MSW: I am proud of many of the band’s recordings as they have all been done on stupidly tight budgets and often in a very short space of time. Getting the songs out and letting people hear our ideas has always been more important than having everything polished. We have never been about playing everything like a machine or producing things to death. The band is very much an underground band that has had to fund much of what we do ourselves, and have worked very hard over the years.
ZT: As veteran musicians, tell us a bit about your future potentials and vision for this band.

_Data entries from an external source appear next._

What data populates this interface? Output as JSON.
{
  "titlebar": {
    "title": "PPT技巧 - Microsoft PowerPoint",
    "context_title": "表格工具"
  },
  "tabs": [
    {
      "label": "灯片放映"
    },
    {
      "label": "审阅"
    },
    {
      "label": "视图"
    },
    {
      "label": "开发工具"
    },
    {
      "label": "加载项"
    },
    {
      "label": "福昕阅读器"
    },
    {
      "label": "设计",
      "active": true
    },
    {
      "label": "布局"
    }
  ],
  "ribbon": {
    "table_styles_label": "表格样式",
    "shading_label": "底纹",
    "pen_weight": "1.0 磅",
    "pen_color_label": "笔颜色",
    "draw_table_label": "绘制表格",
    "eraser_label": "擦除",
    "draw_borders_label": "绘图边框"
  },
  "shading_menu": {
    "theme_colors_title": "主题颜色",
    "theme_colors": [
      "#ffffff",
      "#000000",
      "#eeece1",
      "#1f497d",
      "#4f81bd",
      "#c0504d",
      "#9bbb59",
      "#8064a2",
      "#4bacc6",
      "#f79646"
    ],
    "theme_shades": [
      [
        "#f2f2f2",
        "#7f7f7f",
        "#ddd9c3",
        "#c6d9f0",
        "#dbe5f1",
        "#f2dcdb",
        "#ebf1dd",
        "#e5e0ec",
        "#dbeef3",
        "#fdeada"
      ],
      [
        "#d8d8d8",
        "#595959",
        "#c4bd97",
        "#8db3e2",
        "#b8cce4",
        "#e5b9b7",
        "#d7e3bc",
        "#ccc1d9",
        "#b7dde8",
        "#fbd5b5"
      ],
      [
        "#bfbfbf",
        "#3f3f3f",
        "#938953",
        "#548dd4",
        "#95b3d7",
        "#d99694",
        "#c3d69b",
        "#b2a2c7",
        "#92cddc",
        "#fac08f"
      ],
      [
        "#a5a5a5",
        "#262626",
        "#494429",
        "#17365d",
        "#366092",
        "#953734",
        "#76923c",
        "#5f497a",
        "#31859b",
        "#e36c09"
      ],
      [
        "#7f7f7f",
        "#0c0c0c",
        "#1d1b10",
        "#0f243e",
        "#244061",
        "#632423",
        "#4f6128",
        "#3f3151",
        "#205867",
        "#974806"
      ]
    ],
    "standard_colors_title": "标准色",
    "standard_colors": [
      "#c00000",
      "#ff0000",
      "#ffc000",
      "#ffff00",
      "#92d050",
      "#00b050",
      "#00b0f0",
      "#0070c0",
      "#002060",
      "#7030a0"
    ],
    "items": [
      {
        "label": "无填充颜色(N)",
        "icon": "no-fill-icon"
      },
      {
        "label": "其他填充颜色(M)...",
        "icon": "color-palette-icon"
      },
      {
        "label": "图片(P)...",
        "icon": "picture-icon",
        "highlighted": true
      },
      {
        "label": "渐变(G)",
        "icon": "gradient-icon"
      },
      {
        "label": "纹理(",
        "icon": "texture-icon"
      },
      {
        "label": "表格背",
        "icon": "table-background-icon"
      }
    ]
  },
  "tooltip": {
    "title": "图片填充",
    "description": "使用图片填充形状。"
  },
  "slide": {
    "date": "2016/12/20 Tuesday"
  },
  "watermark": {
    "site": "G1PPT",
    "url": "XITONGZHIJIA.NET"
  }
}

MSW: We don’t have any expectations. When you have been doing this for 25 years like I have, you learn to enjoy it for what it is and not let ambition spoil things. I do however have a vision for the band which mainly concerns keeping things alive and fresh and not giving up even when you face tough times such as losing three members in short succession. I decided some time ago that this band would continue and keep its name long term as I was tired of forming and splitting bands. The band was basically a continuation of Ashen Mortality which was my doom band which started in 1993 after Seventh Angel split. Three of the members at the time carried on and we took the name My Silent Wake.
ZT: With the looming release of ‘Silver Under Midnight,’ give us a quick look into the workings behind this latest album. What are fans to expect from you in the near future?

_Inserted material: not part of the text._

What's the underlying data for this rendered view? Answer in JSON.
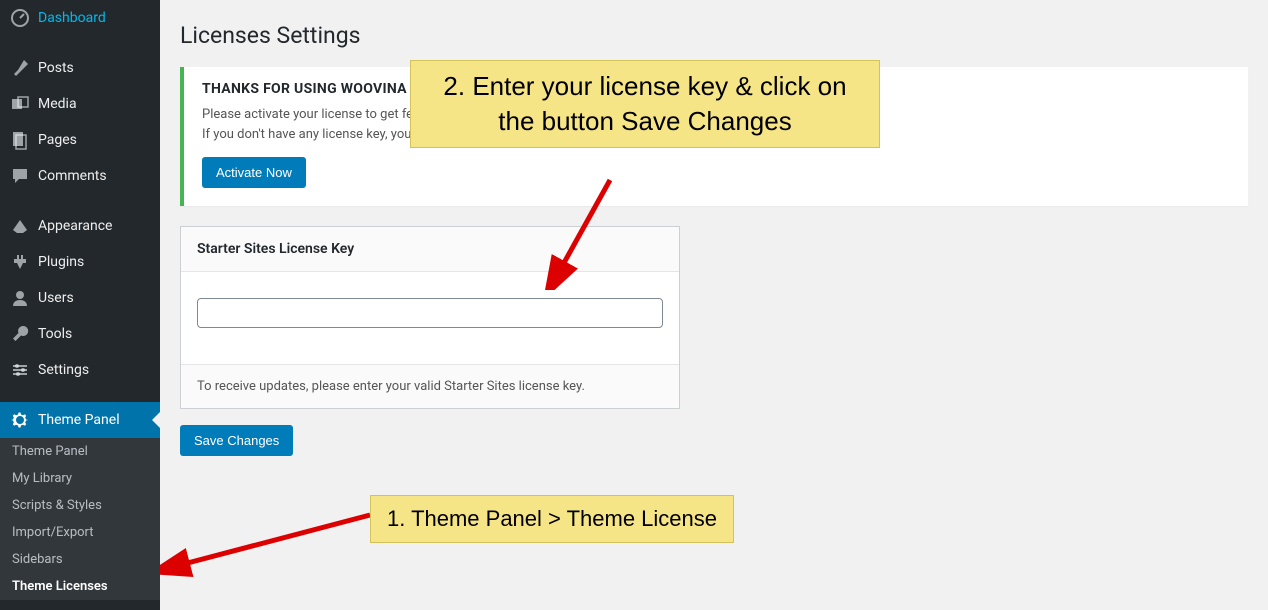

MSW: The new album ‘Silver Under Midnight,’ was recorded with Greg Chandler from Esoteric at Priory Studios in Sutton Coldfield. This is due to be released anytime now on the US label Bombworks Records. Greg has contributed some vocals to this, as has Martin Bowes from Attrition. These are both friends of mine and have both been a great help to the band. They also produce music which I admire. The album was recorded in only four days and took only a few days for Greg to mix and master. He has done an amazing job with this album and we are very pleased with the outcome.

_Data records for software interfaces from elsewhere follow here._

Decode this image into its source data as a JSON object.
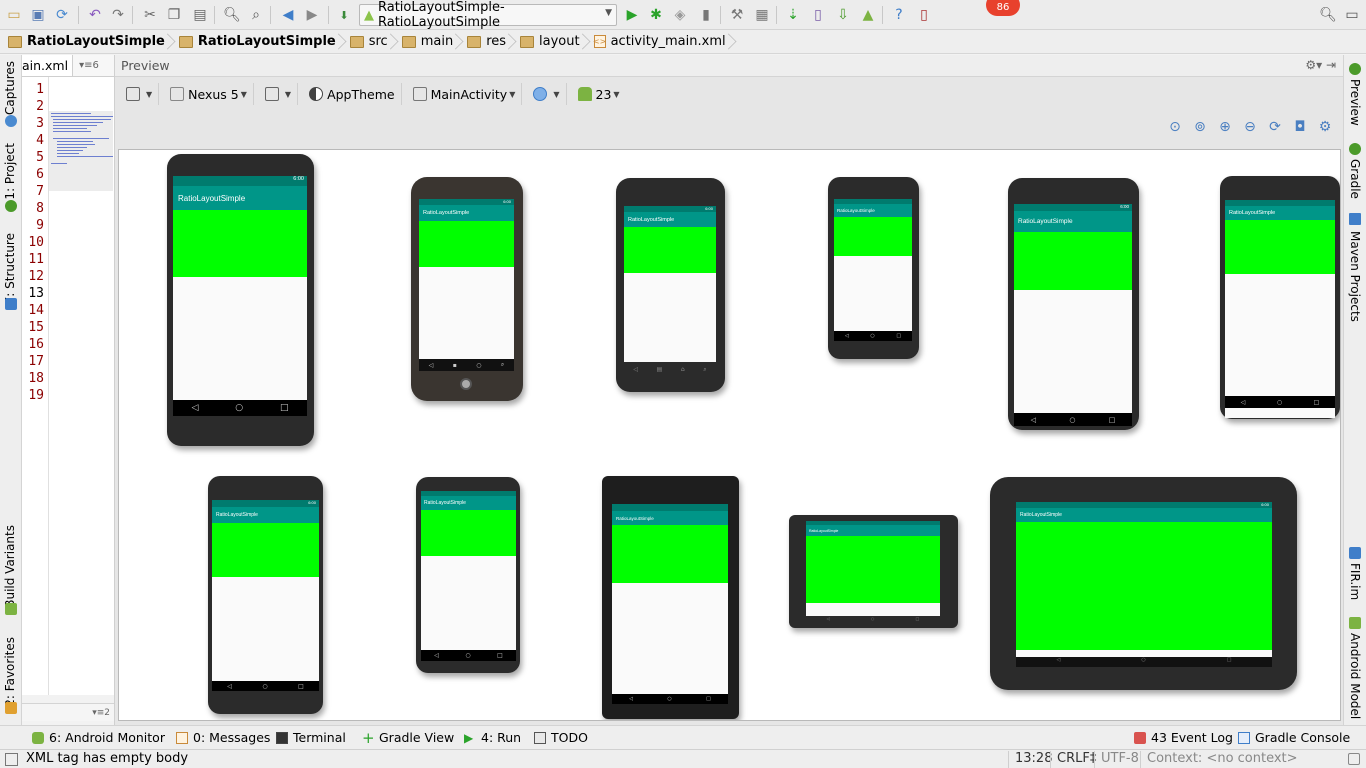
{
  "toolbar": {
    "run_config": "RatioLayoutSimple-RatioLayoutSimple",
    "notification_count": "86"
  },
  "breadcrumb": [
    {
      "label": "RatioLayoutSimple",
      "bold": true
    },
    {
      "label": "RatioLayoutSimple",
      "bold": true
    },
    {
      "label": "src",
      "bold": false
    },
    {
      "label": "main",
      "bold": false
    },
    {
      "label": "res",
      "bold": false
    },
    {
      "label": "layout",
      "bold": false
    },
    {
      "label": "activity_main.xml",
      "bold": false
    }
  ],
  "left_tool_tabs": {
    "captures": "Captures",
    "project": "1: Project",
    "structure": "7: Structure",
    "build_variants": "Build Variants",
    "favorites": "2: Favorites"
  },
  "right_tool_tabs": {
    "preview": "Preview",
    "gradle": "Gradle",
    "maven": "Maven Projects",
    "firim": "FIR.im",
    "android_model": "Android Model"
  },
  "editor": {
    "tab_name": "ain.xml",
    "line_numbers": [
      "1",
      "2",
      "3",
      "4",
      "5",
      "6",
      "7",
      "8",
      "9",
      "10",
      "11",
      "12",
      "13",
      "14",
      "15",
      "16",
      "17",
      "18",
      "19"
    ],
    "current_line": "13",
    "footer": "2"
  },
  "preview": {
    "header": "Preview",
    "device": "Nexus 5",
    "theme": "AppTheme",
    "activity": "MainActivity",
    "api_level": "23",
    "app_title": "RatioLayoutSimple",
    "status_time": "6:00"
  },
  "tool_window_bar": {
    "android_monitor": "6: Android Monitor",
    "messages": "0: Messages",
    "terminal": "Terminal",
    "gradle_view": "Gradle View",
    "run": "4: Run",
    "todo": "TODO",
    "event_log": "43 Event Log",
    "gradle_console": "Gradle Console"
  },
  "status_bar": {
    "message": "XML tag has empty body",
    "position": "13:28",
    "line_sep": "CRLF‡",
    "encoding": "UTF-8",
    "context": "Context: <no context>"
  },
  "colors": {
    "accent_green": "#00ff00",
    "action_bar": "#009688",
    "status_bar": "#007b6e",
    "badge": "#e8412d"
  }
}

We are also releasing an acoustic album which has been recorded over the last couple of years at various times. We are running a Kickstarter campaign to get this out on vinyl after the vinyl release was cancelled by Bombworks. Hopefully it will have a CD release as well. The Kickstarter project is doing really well so far. The album is entitled ‘Preservation Restoration Reconstruction.’
We have a new video for the song “The Last Man” on YouTube which is a short film based on a Twilight Zone episode. Our second double album was also re-released recently as “The Anatomy of Melancholy – reanimated edition.” In the near future we are planning a split album with another doom band that we are friends with.
ZT: Enlighten us. What has been your hugest source of inspiration? What are MSW’s music and lyrics all about?
MSW: There is no ‘message’ but rather a communication of experiences and thoughts. The lyrics are very important to me and often convey very personal insights into my own life and ideas. My hope is that they will provide comfort for those who have been through depression and trials in their lives rather than depress people. Lyrical and musical inspiration has come from the likes of Leonard Cohen, Dead Can Dance, Trouble, Sabbath, Zeppelin, My Dying Bride and many more artists which have prompted us to get out there and express ourselves in one way or another.
ZT: Shout-out to ZT readers! Broaden those musical spectrums!
MSW: Take 20 minutes to check out some of our songs and lyrics. Some people don’t even listen to any music they think doesn’t fit into their very narrow musical appreciation bracket.
We span many genres, some people find this confusing. Celtic Frost had the same thoughts about music and has inspired our musical philosophy of taking each song as it comes and not making it fit into any particular style. Thanks for the interview and thanks to everyone who took the time to read this! We hope that our new albums will be enjoyed by many and that our old albums will be discovered as a result.